BEGIN

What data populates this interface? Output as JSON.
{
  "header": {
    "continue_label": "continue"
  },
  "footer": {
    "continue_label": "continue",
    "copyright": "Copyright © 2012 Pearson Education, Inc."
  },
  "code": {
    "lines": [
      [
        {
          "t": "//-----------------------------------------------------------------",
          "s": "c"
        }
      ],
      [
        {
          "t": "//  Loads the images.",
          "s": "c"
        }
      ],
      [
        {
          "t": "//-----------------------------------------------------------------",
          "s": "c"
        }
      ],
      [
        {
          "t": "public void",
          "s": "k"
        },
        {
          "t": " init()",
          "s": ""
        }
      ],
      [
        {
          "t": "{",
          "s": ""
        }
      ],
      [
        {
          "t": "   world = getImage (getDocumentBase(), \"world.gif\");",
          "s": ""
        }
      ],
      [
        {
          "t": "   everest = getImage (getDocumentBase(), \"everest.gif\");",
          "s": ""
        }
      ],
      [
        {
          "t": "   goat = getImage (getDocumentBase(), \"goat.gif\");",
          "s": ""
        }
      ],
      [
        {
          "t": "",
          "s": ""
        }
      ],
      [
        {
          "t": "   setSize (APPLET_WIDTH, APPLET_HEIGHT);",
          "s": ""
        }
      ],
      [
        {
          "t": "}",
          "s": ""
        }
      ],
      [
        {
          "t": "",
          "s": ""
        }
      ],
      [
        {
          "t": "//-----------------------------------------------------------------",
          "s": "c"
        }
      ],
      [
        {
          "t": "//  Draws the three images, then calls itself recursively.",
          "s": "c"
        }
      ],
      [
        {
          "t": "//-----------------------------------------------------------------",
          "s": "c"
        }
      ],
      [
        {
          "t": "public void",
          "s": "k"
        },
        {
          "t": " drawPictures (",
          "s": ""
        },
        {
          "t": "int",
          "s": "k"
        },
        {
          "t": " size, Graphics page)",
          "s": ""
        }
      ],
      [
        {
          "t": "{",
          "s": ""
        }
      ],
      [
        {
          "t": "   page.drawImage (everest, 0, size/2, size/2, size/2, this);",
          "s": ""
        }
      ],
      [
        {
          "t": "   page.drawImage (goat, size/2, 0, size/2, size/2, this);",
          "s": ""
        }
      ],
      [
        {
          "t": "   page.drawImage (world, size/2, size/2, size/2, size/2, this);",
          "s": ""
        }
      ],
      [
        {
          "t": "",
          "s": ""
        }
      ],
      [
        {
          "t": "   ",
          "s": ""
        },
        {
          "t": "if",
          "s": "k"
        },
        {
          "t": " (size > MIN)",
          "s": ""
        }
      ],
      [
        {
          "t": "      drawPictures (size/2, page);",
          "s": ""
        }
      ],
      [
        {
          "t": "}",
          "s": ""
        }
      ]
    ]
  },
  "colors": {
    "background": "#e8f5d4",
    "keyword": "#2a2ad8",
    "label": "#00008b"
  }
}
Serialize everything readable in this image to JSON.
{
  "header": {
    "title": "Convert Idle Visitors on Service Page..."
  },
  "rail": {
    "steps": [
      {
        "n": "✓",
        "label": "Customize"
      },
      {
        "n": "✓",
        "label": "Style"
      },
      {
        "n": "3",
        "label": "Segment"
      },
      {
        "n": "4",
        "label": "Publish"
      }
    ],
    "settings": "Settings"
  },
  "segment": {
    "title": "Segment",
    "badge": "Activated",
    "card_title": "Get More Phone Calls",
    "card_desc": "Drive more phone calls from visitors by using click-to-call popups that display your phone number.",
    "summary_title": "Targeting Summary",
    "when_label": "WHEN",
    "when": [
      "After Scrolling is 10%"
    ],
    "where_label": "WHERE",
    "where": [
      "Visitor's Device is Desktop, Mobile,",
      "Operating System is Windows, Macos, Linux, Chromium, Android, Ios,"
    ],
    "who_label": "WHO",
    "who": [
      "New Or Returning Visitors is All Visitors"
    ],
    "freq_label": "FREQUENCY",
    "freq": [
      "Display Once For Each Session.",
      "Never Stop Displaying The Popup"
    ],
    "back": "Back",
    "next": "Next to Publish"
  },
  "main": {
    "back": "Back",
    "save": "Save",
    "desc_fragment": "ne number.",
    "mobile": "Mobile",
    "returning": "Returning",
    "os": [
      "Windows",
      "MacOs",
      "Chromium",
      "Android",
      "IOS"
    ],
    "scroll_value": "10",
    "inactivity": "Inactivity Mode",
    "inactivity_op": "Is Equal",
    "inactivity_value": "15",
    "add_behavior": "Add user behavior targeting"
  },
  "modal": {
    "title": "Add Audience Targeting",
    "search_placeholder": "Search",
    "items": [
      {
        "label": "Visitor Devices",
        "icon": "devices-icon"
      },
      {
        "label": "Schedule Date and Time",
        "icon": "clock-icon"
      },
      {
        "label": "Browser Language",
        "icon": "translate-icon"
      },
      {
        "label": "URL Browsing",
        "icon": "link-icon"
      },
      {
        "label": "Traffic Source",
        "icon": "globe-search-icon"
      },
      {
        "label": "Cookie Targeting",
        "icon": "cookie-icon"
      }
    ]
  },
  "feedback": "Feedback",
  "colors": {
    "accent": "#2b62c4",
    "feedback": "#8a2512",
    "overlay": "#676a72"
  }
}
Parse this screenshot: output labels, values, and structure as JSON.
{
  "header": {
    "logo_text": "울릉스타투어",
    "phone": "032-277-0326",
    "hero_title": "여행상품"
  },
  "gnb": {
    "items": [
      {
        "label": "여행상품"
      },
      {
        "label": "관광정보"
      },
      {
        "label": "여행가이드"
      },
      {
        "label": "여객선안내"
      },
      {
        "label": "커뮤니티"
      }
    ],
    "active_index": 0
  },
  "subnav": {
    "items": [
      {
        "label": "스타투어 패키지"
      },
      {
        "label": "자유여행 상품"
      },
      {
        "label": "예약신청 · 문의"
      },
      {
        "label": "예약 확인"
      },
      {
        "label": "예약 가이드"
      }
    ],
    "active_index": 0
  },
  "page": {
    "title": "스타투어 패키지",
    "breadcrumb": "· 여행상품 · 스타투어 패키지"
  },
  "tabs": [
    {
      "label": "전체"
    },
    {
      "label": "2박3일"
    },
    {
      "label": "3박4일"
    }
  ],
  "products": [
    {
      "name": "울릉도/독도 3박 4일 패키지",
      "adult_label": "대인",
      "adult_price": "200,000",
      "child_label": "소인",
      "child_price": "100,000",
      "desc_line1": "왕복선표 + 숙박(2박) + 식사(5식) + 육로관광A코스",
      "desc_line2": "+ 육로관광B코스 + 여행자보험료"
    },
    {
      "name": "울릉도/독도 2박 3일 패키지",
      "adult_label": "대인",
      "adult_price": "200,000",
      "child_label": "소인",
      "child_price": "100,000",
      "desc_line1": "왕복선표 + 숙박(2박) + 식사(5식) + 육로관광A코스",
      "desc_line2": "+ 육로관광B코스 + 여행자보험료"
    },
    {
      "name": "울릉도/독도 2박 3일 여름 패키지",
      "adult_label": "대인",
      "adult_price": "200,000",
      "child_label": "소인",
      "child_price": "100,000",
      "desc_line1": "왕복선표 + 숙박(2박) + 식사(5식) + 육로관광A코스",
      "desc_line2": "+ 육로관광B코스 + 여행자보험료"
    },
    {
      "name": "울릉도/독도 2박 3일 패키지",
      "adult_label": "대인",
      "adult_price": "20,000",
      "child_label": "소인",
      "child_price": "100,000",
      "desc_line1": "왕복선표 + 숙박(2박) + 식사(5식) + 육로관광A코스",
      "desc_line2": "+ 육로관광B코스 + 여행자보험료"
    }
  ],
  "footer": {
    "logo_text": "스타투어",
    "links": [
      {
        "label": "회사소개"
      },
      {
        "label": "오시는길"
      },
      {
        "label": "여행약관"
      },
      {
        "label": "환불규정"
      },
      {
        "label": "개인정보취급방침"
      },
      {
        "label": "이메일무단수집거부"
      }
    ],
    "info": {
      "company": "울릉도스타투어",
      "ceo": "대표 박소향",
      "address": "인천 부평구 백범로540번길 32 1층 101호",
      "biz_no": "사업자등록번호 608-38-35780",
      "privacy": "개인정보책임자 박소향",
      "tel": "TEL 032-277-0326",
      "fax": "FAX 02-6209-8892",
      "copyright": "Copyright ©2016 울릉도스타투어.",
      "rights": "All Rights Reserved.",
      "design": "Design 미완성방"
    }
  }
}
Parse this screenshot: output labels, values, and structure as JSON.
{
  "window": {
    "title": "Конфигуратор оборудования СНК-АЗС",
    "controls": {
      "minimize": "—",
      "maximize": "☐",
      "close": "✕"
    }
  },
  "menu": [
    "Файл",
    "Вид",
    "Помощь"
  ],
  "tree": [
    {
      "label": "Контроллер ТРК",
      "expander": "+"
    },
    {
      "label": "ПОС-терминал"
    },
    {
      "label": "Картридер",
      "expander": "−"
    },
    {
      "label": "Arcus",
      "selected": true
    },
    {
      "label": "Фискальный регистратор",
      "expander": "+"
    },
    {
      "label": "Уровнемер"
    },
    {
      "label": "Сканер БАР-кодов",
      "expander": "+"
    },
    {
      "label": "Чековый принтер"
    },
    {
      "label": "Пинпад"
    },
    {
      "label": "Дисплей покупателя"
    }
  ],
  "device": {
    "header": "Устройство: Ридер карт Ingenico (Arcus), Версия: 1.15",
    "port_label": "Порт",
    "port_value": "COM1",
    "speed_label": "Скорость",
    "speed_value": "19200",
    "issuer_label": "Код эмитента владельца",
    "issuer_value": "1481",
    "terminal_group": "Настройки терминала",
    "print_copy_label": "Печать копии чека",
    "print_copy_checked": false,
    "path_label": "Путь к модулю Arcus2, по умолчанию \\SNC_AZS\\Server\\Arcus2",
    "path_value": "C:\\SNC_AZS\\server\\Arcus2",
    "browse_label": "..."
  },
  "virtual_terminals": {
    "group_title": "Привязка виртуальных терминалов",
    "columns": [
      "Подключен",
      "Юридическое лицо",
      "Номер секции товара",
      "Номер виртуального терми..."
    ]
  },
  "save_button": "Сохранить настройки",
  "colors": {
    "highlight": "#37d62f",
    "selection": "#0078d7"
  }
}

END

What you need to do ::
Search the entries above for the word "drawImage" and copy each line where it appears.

Solution for this exercise ::
          "t": "   page.drawImage (everest, 0, size/2, size/2, size/2, this);",
          "t": "   page.drawImage (goat, size/2, 0, size/2, size/2, this);",
          "t": "   page.drawImage (world, size/2, size/2, size/2, size/2, this);",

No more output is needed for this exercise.